An excellent air roaster with consistent results
I first saw the demo of this unit at a trade show and I thought it was really cool. The coolest thing about it is the viewing chamber, allowing you to see the bean color and roast level throughout the entire roast without problems. The Gene Cafe is different in that velocity of air pushing through the roast chamber is only for heat - not to actually agitate the beans like in other home air roasters. The Gene Cafe has a unique auger and flap system that ensures that the beans are constantly in motion, which prevents scorching. As such, the Gene Cafe is quiet. Not as quiet as the HotTop, but much quieter than the i-Roast and Freshroast for sure. The sound level is more comparable to the Zach & Danis roaster. Another really cool thing about the Gene Cafe is the control it allows with the roast temperature and time. You can modify the roast temperature in real time with the turn of a knob. You can also easily force the Gene Cafe into it's cooling cycle - but then again, so do most other roasters. Seeing as the majority of air and smoke exits for the left end of the roaster, you could also easily add a smoke redirection device on the end (currently in the works at Gene Cafe).
So what are the cons?
One thing I didn't like about the Gene Cafe was the chaff collection. As the chaff is blown off of the beans, it needs to pass through a stainless grate in the roasting chamber. A small flap knocks the chaff loose (so that it can more easily pass through the grate) with each rotation of the roasting chamber. If the coffee you are roasting produces a lot of chaff, this grate can get overloaded. This doesn't present much of a problem because the air will simply redirect through the roast chamber lid. But if you did hook up some sort of a smoke redirection device, it would reduce it's efficiency because the smoke would be leaving from other parts of the roaster.
The cooling cycle also isn't as efficient as it could be, especially when you are roasting at max capacity. It has nowhere near the cooling efficiency of the HotTop, but it will do the job. If you are concerned about this, you can also easily bypass the cooling process and use your own homemade cooling device (a fan and a colander would do just fine).
All in all, the Gene Cafe is a great leap in the right direction. As home roasting becomes more popular, we will start seeing lots more cool machines like this - and that's exciting!
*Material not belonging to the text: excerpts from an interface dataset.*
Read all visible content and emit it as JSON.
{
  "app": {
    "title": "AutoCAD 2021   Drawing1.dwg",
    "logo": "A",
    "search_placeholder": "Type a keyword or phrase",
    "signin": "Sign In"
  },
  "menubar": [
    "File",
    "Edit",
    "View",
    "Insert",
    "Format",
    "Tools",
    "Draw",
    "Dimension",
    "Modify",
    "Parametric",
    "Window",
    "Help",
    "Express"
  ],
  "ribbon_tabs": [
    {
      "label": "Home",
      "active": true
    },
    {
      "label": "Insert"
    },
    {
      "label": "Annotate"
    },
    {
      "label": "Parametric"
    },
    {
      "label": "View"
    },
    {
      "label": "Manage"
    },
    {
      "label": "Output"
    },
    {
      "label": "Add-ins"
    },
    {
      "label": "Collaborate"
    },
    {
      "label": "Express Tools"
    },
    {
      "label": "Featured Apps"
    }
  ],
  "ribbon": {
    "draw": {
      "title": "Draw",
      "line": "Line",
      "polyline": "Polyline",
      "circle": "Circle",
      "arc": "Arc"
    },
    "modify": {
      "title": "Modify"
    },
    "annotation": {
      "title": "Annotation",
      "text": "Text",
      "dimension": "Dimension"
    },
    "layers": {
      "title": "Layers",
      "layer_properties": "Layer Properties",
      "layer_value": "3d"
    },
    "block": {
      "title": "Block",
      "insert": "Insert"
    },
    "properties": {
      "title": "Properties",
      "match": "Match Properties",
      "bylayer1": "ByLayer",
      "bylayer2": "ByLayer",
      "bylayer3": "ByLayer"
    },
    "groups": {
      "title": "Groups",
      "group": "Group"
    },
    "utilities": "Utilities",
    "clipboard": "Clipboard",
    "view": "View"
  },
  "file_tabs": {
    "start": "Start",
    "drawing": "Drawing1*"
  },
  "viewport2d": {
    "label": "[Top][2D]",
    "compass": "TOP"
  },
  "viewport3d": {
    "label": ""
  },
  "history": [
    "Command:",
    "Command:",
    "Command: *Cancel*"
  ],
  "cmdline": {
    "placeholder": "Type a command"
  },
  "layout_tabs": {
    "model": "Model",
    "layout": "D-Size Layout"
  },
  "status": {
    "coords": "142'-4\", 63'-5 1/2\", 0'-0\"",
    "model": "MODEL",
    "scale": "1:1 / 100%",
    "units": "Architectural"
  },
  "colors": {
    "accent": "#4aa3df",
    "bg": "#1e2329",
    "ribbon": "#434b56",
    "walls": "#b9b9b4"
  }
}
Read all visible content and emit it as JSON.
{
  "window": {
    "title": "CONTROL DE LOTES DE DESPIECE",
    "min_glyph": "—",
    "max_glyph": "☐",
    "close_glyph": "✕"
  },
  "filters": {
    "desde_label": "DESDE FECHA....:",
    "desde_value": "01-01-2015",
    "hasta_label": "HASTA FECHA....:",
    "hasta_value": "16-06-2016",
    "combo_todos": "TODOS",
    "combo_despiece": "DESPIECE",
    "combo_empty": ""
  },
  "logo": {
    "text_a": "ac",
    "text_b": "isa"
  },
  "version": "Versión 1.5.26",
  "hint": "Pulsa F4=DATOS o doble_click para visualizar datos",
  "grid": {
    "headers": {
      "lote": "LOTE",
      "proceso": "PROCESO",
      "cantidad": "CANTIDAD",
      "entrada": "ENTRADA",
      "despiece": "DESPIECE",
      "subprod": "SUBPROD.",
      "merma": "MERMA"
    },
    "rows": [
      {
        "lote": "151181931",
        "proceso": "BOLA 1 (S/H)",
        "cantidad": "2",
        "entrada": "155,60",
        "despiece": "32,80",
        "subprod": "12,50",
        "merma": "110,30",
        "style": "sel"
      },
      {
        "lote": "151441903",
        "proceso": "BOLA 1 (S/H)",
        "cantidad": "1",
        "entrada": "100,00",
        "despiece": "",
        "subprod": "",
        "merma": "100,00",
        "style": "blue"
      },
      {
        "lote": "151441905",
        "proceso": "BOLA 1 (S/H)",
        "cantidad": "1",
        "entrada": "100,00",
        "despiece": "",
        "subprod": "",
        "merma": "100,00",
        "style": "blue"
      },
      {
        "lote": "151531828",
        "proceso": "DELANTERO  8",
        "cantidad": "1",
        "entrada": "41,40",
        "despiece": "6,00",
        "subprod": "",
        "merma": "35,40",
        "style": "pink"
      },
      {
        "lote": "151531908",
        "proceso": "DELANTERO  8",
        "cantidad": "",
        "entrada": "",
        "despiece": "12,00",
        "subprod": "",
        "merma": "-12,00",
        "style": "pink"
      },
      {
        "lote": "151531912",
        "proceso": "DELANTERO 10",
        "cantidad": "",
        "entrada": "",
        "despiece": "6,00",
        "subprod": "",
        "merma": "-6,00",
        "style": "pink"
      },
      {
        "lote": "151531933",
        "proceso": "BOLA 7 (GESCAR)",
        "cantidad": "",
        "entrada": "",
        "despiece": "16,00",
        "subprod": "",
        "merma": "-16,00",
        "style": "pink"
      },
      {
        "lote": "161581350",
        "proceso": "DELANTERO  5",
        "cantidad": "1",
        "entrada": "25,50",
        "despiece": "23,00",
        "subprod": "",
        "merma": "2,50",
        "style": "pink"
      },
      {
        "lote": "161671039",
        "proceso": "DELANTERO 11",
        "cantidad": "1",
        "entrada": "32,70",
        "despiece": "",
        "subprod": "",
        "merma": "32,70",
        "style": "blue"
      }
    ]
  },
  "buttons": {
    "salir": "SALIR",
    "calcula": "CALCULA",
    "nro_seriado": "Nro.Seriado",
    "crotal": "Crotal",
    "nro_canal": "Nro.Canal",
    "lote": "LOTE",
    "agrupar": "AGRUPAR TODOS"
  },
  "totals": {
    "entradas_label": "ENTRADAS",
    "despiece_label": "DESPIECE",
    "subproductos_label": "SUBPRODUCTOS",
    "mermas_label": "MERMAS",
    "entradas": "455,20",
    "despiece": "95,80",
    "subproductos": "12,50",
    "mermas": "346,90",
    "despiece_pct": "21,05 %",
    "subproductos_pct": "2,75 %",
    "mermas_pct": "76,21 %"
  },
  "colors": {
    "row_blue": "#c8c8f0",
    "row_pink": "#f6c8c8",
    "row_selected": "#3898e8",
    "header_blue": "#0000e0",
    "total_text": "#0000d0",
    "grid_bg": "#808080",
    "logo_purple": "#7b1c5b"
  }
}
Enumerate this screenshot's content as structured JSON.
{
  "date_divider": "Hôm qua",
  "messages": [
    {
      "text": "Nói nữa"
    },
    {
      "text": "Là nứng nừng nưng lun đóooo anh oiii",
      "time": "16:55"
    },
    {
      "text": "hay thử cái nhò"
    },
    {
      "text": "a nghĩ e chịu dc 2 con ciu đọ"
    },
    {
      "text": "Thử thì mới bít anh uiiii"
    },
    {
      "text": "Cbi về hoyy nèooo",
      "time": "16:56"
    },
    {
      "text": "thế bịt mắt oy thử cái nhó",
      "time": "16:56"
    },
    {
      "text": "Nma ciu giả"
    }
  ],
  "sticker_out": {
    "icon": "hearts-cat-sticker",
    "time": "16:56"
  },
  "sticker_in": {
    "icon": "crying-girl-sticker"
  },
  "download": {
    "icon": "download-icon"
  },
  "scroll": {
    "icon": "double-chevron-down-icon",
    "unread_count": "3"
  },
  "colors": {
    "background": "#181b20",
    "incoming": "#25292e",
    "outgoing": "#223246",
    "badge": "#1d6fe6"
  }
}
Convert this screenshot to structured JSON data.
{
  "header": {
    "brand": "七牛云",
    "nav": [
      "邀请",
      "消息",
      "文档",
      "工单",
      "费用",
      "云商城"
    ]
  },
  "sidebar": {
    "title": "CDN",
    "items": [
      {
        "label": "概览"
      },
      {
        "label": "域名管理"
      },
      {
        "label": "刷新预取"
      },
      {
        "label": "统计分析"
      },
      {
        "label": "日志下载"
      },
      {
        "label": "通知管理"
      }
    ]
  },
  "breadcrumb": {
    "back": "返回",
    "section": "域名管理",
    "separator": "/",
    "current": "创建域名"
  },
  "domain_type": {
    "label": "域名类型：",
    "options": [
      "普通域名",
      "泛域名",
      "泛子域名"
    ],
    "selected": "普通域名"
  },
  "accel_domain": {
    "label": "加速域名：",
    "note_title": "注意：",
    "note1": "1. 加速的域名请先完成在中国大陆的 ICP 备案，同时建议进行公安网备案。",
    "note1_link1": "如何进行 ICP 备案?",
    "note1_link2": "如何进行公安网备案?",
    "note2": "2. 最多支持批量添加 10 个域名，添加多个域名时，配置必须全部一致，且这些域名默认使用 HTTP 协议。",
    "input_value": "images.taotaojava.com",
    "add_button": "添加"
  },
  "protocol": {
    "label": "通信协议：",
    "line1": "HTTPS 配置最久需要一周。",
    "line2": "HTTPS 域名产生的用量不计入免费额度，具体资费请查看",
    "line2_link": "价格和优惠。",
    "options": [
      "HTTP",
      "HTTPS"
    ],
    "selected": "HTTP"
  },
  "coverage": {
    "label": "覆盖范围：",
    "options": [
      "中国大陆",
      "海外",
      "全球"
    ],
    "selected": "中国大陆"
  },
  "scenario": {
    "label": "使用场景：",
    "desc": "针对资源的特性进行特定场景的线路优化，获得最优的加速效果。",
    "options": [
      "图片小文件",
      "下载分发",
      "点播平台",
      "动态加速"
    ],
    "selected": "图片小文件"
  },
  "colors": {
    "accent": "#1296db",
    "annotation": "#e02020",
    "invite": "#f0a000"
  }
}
Click image to enlarge
There are two sides to everything
So that's a general overview of the most common machines available out there. Each has its pros and cons, but they all produce pretty good coffee. If you have any further questions, give me a call at 1-800-600-0033 or shoot us an email support @ morecoffee.com and I'd be glad to help you out.